"Glory" is a heraldic term for an emanation of light rays, usually golden colored. It is the only symbolic element incorporated into both sides of the Great Seal.
A glory breaks through a cloud surrounding the constellation of stars over the eagle's head, and a glory surrounds the eye in a triangle in the zenith of an unfinished pyramid.
The Great Seal's designers must have considered the glory an important symbol. Each of their preliminary designs included a glory.
- First Committee (1776):
- The Eye of Providence is in a "radiant Triangle whose Glory extends over the Shield and beyond the Figures." On the reverse side are "Rays from a Pillar of Fire in the Cloud."
- Second Committee (1780):
- Rays of light are inside the clouds. On the reverse side, light emanates from Liberty's cap.
- Third Committee (May 1782):
- The Genius of America wears "a radiated Crown of Gold." On the reverse side, the Eye is "surrounded with a Glory."
- Charles Thomson's Design (June 1782):
- "Over the head of the Eagle a Constellation of Stars surrounded with bright rays." In his drawing, the light rays extend throughout the seal and over the eagle rising.
The glory symbolizes the light of Providence and together with the eye and motto Annuit Coeptis "allude to the many signal interpositions of providence in favor of the American cause." Official explanation
"Crepuscular rays" are the natural equivalent to the glory.
According to the official description of the Great Seal, the glory is supposed to be "breaking through a cloud" over the eagle's head. Early illustrations were faithful to this design detail, especially the Indian Peace Medals given by President Washington.

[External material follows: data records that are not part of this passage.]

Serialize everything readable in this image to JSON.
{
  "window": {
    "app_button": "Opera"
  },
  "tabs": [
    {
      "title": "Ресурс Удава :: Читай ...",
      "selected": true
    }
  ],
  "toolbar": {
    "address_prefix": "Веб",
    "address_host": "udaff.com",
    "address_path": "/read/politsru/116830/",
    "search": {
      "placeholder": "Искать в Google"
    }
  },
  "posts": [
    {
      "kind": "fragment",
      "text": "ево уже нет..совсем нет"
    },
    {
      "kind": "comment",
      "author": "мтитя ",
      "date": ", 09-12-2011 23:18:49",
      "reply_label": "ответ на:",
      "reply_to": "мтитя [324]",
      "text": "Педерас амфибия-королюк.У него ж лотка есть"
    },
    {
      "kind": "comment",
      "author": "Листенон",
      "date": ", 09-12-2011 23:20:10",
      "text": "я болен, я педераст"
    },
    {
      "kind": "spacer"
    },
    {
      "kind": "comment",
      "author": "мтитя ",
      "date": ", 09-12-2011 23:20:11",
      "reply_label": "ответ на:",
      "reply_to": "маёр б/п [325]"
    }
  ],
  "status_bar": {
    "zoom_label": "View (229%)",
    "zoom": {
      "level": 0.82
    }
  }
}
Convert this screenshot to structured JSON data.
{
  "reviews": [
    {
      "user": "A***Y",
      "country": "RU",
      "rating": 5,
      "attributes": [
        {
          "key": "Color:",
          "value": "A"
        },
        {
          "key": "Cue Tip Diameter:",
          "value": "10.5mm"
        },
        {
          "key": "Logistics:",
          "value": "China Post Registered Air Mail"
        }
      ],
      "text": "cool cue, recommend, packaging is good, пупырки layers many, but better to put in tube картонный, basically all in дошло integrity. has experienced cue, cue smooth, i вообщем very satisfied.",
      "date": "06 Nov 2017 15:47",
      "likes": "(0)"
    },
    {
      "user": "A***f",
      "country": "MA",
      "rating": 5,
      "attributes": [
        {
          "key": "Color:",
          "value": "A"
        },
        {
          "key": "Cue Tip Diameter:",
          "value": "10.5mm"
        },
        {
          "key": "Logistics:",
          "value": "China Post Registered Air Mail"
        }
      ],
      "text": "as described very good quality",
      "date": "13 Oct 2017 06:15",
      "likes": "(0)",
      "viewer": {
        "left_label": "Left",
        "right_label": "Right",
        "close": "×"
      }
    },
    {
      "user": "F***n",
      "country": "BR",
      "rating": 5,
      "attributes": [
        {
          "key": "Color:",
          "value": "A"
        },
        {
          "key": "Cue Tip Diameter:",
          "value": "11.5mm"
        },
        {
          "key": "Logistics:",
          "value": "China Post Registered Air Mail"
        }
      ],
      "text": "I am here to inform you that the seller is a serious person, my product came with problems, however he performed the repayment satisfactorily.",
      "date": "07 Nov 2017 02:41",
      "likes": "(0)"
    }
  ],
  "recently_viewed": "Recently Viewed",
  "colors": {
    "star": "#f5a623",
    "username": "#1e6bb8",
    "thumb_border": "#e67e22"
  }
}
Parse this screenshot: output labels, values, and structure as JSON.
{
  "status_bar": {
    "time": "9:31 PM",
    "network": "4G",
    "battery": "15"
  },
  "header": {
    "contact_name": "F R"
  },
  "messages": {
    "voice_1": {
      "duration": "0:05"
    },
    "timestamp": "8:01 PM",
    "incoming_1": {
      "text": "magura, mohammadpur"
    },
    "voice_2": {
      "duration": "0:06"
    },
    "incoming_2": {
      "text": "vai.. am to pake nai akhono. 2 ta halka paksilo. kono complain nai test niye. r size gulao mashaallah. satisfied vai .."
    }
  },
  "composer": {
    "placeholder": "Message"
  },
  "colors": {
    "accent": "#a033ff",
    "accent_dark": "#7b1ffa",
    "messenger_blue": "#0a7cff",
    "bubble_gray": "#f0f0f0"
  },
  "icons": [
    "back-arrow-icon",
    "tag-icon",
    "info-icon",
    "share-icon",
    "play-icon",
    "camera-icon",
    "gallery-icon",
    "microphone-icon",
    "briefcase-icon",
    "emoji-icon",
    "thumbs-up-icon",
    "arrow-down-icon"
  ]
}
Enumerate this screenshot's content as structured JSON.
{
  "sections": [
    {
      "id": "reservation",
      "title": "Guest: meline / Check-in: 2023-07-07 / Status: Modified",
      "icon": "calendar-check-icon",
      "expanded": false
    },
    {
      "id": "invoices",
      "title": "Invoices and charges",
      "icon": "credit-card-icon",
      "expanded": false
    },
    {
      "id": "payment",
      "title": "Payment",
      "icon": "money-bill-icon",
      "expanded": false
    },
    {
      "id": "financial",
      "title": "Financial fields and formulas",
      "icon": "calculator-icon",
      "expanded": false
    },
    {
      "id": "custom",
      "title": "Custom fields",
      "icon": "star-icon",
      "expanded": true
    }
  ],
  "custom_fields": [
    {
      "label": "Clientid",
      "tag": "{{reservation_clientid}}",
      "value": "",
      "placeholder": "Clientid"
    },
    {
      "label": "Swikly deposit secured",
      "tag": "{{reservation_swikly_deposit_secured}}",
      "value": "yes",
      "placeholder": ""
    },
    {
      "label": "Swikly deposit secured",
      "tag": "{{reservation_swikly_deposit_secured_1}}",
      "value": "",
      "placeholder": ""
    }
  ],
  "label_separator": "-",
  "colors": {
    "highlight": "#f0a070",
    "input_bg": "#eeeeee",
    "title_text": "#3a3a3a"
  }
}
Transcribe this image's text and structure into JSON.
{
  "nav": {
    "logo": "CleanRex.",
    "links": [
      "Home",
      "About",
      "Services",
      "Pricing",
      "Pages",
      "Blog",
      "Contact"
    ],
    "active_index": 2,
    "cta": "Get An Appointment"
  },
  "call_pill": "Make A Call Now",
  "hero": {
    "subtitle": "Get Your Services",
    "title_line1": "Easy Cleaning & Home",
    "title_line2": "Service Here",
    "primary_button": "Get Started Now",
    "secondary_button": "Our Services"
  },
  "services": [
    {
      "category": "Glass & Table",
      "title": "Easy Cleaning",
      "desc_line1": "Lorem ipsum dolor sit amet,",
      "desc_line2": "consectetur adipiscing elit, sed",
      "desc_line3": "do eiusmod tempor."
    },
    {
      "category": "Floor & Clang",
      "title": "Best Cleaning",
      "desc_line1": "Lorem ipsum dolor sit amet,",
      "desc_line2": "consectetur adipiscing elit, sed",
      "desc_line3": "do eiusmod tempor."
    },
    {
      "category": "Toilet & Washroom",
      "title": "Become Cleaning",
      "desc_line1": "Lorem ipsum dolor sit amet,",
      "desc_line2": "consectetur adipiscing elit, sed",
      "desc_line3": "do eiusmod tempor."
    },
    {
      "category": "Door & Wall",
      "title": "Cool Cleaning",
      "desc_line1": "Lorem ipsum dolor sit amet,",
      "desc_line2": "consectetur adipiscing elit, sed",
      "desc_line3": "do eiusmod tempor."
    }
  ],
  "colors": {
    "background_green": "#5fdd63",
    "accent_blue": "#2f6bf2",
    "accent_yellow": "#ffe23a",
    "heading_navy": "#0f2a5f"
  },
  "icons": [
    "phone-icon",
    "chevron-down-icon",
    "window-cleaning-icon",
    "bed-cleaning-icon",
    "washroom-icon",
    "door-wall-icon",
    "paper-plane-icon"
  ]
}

But almost all U.S. government versions show the light rays being blocked by the cloud. Exceptions are the Diplpmatic Medal of 1792 and the Great Seal Centennial Medal of 1882.